“…The evidence is irrefutable that adult students have achieved normative status in higher education, at least as deserving of our attention as the stereotypical 18-23 year old student in residential, full-time study. A closer look at the numbers reveals the staggering proportions of adult learners to be reckoned with. Not since the ’70’s has the typical student in post-secondary education been a recent high school graduate enrolled full-time in a 4-year college or university, working toward a bachelor’s degree. These students represented about one-third of undergraduates enrolled in 1992-93.”
Although definitions of the adult learner often differ according to who is doing the defining, there are seven characteristics (shared by many learners over 24 years of age) that provide a reasonably accurate description of the non-traditional adult learner.
These common characteristics are:
1. delayed enrolment into post-secondary education;
2. attending part-time;
3. financially independent;
4. working full-time while enrolled;
5. having dependents other than a spouse;
6. being a single parent; and
7. not having a standard high school diploma.
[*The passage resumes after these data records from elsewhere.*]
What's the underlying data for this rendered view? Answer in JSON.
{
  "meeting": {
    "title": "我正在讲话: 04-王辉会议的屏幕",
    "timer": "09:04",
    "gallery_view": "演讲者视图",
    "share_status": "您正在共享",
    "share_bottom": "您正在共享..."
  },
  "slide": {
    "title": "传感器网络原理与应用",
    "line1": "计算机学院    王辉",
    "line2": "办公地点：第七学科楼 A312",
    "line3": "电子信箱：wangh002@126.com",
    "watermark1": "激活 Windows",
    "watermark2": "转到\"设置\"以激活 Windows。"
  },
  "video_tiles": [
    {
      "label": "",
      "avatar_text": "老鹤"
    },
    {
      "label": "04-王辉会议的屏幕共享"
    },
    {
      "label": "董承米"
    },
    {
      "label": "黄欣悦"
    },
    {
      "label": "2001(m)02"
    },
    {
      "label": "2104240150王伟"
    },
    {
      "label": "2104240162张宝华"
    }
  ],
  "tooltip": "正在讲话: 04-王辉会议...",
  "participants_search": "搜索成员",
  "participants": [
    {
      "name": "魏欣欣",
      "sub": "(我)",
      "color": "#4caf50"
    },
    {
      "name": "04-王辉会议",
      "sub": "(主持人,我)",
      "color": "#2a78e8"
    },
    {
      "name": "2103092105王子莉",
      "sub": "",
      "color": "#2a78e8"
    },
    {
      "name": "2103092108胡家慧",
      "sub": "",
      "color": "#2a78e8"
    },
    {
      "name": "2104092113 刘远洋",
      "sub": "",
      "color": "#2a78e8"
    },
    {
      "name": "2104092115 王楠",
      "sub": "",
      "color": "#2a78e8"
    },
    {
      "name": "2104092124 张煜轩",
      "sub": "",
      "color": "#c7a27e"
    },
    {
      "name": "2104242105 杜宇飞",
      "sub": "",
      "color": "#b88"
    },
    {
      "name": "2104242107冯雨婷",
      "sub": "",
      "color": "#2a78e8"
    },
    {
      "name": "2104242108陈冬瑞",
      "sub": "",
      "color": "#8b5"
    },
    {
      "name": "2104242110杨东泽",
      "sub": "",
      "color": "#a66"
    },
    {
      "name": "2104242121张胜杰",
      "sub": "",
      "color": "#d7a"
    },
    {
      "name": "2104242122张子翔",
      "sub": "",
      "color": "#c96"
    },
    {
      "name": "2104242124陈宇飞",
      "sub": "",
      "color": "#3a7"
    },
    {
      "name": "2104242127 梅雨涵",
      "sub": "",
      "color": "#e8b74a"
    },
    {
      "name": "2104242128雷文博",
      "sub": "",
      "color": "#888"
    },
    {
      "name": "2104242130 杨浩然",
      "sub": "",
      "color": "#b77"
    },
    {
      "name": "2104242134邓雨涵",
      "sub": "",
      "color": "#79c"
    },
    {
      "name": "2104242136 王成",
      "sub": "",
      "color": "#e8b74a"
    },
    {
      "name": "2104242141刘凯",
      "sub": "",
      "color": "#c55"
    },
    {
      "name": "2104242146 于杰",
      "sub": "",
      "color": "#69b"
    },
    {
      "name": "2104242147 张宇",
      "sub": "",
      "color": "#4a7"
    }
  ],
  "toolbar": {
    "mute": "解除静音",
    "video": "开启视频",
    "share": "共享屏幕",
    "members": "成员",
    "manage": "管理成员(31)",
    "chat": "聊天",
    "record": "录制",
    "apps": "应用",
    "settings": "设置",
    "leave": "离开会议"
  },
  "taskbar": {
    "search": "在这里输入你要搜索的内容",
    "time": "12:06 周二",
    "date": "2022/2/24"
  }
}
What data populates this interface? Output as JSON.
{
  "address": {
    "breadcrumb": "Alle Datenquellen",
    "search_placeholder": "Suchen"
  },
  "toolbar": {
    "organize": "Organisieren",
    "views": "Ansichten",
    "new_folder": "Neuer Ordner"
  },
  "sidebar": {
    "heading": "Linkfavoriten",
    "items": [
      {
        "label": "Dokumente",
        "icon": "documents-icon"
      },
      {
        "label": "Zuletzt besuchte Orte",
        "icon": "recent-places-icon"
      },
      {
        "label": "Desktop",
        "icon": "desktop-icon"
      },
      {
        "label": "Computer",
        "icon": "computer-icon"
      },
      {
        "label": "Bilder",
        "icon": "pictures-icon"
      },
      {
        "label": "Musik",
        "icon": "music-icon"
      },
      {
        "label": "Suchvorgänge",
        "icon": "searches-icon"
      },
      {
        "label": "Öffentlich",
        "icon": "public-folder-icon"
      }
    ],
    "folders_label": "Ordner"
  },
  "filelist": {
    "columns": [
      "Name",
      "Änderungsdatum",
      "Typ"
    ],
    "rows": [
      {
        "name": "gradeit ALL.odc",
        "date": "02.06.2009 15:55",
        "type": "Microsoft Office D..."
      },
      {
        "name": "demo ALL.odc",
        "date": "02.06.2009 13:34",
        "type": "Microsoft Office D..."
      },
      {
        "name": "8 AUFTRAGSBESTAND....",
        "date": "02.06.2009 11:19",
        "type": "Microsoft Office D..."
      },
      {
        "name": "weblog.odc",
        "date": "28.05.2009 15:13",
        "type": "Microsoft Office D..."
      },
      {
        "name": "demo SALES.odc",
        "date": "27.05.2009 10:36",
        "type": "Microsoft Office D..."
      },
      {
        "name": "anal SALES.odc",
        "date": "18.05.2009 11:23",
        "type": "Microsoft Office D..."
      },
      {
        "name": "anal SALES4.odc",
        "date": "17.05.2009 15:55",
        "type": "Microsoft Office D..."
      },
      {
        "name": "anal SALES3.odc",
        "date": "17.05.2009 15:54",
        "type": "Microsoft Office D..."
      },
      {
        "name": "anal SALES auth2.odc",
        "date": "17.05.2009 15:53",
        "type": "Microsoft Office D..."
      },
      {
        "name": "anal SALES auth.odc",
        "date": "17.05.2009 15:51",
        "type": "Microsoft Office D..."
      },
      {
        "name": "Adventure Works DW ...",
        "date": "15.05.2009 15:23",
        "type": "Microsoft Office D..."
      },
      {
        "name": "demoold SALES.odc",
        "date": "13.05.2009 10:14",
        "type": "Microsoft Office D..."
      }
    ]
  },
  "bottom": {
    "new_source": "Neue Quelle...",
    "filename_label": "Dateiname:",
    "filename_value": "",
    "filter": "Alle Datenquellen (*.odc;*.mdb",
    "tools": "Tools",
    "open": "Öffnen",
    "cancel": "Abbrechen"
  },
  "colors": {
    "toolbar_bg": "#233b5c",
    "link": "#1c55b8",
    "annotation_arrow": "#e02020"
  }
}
Many of these characteristics and behaviours are well known to those who work with adult learners and they have typified adult learners for decades. Prominent among both past and present findings is the fact that adult learners are often motivated to study for occupational or work-related reasons. Such learning does not always occur in post-secondary settings and in fact quite often takes place in the workplace, the community or through self-directed study. Learning may also include language or basic skills training including literacy and numeracy.
The recent trend toward increased adult enrollments in formal educational settings is a global phenomenon. The profile of the “typical” learner in a post-secondary education has gradually changed to that of an older, more experienced individual with a different set of life circumstances and needs. Many colleges and universities have found it a challenge to adjust and adapt to the changing adult learner profile. Adult learners have unique needs which include different types of information about their education and training options, flexibility in curricula and support services, academic and personal advising that supports their life and occupational goals and recognition of their prior learning related to their personal, education and employment goals.